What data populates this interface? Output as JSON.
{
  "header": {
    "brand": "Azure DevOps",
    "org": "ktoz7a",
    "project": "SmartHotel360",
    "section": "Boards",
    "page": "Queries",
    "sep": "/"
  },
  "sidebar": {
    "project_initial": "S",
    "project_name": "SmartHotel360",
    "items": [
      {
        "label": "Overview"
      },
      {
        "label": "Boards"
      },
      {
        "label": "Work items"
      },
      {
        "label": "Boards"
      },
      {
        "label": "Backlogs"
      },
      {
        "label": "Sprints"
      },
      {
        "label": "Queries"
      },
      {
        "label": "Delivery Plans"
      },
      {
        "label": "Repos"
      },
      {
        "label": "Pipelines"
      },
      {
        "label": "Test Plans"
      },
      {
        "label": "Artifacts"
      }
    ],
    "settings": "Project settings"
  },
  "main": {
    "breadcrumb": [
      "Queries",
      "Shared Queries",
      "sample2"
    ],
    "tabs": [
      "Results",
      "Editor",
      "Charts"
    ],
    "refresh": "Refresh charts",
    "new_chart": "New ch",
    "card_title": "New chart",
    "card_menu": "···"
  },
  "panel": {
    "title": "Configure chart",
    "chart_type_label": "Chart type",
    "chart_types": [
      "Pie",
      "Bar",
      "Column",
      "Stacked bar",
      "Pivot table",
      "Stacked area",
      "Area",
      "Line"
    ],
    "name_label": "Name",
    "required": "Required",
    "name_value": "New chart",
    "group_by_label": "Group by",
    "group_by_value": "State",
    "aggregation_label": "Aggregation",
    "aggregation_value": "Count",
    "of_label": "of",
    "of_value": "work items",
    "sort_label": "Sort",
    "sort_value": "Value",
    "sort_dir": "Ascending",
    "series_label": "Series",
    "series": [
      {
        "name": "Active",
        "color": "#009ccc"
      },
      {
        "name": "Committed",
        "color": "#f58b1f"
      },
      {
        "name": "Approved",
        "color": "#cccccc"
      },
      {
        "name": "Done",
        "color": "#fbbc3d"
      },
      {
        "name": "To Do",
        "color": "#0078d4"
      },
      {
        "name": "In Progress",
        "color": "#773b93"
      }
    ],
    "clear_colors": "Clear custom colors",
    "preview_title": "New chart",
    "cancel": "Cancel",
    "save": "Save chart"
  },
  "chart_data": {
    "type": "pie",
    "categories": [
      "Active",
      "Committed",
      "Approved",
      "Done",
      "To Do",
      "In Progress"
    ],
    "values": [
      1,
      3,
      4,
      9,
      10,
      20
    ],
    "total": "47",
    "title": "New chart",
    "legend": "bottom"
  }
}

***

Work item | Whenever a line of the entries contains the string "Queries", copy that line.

Reply to the task |
    "page": "Queries",
        "label": "Queries"
      "Queries",
      "Shared Queries",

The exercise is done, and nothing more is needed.